8.2.3 Data for the Model

An important model-related attribute, a model's data requirements, can often represent major impediments to implementation. Chaiken reports in a study of urban model implementation successes and failures that the data need of a model is the most frequent model-based factor that led to failure of implementation. [CHAI 75]. One may have developed a highly efficient model, costing, say, just a few dollars per run on the computer; if, however, the cost of collecting data for the model runs in the thousands of dollars and requires months to complete, both the dollar and the time limits placed on the decision(s) at hand may be exceeded (see Figure 8.4). This factor is a highly relevant one to consider when thinking about degree of aggregation versus level of detail of a model.

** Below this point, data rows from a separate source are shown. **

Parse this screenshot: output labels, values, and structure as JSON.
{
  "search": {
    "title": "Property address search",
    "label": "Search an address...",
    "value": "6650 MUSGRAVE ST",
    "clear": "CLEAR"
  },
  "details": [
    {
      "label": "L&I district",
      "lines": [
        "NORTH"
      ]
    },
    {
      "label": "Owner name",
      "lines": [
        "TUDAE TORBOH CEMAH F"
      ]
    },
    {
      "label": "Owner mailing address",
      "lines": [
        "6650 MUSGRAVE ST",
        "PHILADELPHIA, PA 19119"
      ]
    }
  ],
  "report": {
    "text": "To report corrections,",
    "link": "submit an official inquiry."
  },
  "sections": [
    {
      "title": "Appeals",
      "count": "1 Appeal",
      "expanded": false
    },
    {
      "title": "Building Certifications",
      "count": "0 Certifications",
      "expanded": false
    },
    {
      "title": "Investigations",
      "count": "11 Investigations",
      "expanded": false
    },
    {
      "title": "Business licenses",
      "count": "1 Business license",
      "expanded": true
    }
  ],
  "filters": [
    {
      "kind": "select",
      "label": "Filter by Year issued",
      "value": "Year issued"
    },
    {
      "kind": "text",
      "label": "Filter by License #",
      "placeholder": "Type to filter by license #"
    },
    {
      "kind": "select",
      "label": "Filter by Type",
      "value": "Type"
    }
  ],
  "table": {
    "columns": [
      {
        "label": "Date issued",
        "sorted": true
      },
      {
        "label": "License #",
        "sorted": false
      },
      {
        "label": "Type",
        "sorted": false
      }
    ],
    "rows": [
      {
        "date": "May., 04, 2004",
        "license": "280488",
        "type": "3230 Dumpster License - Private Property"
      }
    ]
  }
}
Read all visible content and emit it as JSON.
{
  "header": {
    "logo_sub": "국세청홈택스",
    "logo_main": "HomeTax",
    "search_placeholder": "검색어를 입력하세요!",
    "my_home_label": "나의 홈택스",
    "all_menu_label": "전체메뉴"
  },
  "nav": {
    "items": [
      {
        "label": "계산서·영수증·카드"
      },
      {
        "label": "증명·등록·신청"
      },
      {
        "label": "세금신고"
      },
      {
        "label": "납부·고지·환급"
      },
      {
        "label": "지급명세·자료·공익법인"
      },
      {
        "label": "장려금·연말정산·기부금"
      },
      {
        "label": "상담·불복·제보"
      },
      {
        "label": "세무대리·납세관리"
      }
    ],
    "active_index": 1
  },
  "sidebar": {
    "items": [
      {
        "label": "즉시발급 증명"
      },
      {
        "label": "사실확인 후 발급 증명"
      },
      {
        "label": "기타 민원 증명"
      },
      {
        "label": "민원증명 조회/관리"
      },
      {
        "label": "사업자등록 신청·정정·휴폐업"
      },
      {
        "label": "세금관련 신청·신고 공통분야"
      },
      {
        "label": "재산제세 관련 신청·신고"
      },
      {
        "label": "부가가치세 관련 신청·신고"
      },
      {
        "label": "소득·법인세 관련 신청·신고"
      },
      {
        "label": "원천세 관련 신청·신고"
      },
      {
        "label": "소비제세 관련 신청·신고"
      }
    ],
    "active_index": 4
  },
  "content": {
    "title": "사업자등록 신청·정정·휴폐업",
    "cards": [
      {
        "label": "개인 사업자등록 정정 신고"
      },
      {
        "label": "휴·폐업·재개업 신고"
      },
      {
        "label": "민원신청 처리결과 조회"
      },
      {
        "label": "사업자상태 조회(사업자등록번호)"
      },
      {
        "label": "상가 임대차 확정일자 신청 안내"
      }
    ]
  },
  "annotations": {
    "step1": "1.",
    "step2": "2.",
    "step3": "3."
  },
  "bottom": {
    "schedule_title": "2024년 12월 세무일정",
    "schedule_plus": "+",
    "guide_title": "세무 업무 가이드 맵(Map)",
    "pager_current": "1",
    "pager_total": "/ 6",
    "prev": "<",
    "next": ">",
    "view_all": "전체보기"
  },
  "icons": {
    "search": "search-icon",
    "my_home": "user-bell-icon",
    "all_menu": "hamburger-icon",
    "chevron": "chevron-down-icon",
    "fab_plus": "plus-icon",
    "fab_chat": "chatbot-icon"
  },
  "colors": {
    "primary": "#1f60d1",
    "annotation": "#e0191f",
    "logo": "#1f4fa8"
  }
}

It has been our experience that for a given model, two very similar cities can incur very dissimilar data collection costs. Critical factors affecting data collection include an agency's former record keeping, both in terms of contents and of accuracy; the need for pilot data-collection efforts for new types of data; the number and types of personnel available to carry out data collection; and the amount and type of computer services required. Most often, accurate computer-encoded records also provide the least expensive and most timely data inputs. Boston's Department of Health and Hospitals has little trouble providing data for its hypercube model, since most required data are generated routinely by an on-line computer-aided dispatch (CAD) system.